START DATASET ENTRIES

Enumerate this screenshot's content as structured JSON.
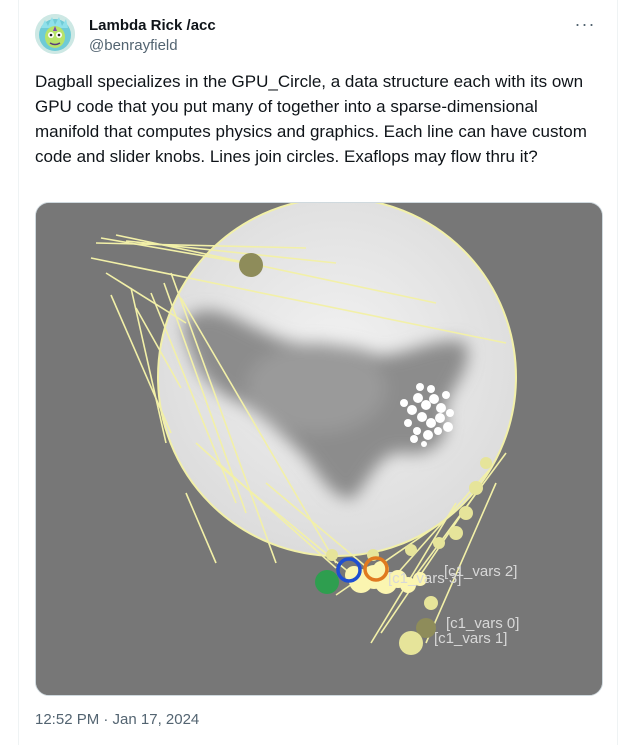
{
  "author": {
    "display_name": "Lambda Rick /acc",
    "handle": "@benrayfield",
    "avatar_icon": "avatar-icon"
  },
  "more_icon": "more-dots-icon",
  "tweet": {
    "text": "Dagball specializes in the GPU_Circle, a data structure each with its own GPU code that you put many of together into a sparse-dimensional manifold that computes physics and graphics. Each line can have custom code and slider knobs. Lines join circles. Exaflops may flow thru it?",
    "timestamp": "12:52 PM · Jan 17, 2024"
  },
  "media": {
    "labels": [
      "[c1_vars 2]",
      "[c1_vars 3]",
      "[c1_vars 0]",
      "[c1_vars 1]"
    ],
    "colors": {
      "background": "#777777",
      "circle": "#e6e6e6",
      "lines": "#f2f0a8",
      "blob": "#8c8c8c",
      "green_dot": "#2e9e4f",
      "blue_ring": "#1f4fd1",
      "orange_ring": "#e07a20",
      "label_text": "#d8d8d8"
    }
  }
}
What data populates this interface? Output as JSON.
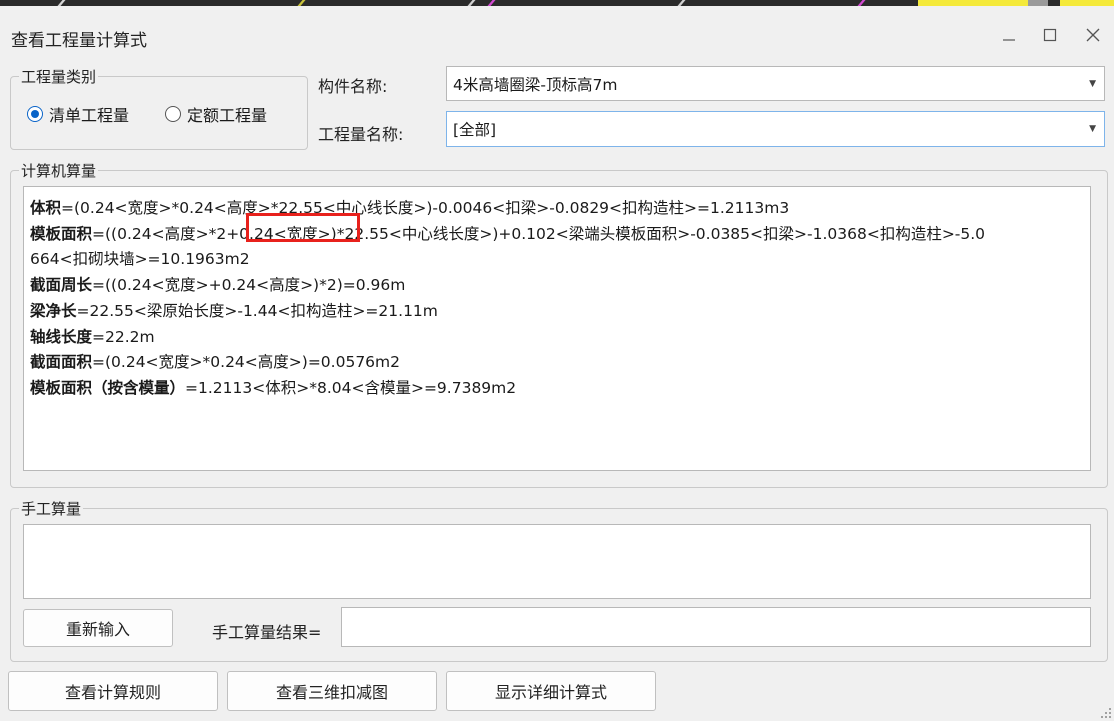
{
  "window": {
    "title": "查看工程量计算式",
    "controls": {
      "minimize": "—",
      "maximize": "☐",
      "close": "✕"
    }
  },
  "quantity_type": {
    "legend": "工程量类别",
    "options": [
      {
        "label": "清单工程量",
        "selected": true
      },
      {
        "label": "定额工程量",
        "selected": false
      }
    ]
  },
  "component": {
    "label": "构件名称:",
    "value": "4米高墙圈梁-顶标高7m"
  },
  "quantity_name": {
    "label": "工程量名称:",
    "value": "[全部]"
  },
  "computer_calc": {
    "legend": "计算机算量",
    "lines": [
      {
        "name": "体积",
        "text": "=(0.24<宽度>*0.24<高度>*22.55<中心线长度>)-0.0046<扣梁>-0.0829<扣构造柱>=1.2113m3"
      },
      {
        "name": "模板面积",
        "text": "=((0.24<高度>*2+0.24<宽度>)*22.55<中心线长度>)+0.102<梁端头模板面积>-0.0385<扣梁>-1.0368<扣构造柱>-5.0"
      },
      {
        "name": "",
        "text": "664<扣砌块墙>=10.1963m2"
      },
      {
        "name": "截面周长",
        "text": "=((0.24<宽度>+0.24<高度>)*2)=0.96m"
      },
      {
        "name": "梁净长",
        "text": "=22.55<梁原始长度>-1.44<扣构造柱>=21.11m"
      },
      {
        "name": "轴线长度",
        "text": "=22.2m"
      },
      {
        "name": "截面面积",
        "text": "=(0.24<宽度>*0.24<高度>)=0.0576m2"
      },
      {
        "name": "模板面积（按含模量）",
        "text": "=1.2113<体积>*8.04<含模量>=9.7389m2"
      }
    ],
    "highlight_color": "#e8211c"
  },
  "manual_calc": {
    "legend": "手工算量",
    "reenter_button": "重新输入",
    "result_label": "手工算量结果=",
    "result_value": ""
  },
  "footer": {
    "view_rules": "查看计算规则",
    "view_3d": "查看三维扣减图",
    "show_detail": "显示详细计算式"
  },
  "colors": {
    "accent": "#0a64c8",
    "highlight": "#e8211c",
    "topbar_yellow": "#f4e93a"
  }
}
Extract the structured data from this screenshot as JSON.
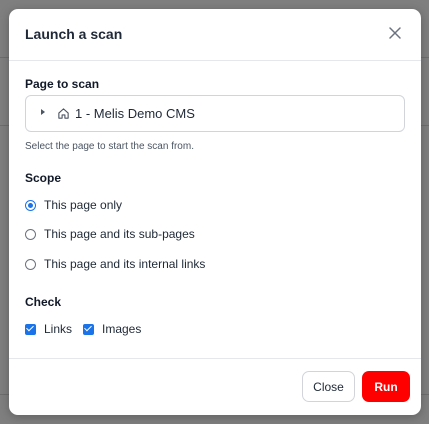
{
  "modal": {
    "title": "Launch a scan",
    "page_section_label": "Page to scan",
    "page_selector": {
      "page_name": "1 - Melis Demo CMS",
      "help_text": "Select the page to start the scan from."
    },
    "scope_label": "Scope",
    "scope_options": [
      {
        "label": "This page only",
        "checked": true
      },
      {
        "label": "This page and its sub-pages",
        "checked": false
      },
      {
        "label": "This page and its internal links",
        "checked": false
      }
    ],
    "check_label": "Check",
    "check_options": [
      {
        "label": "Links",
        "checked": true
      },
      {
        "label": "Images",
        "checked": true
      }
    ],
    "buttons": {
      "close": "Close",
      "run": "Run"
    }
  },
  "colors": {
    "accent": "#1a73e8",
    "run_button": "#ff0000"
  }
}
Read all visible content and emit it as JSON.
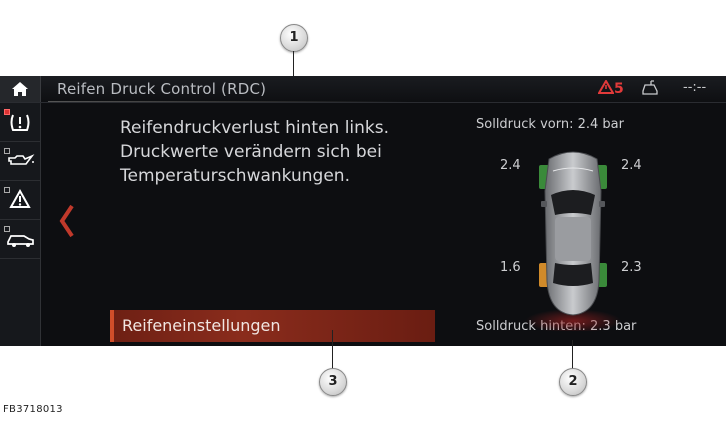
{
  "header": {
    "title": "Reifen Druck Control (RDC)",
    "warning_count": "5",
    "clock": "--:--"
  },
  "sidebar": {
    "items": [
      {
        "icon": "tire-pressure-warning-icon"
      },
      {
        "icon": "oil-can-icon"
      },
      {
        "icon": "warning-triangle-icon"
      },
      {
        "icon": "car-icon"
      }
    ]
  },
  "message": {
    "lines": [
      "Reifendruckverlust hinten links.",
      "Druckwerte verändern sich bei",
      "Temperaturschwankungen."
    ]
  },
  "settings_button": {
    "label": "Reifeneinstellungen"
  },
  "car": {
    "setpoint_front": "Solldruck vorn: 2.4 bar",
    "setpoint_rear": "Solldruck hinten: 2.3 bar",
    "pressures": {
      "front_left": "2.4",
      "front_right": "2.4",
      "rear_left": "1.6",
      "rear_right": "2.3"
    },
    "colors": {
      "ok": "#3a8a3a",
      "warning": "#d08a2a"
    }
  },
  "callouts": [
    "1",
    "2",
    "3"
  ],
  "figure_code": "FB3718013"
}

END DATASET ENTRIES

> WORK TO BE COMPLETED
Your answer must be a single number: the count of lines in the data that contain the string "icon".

> RESPONSE AREA
6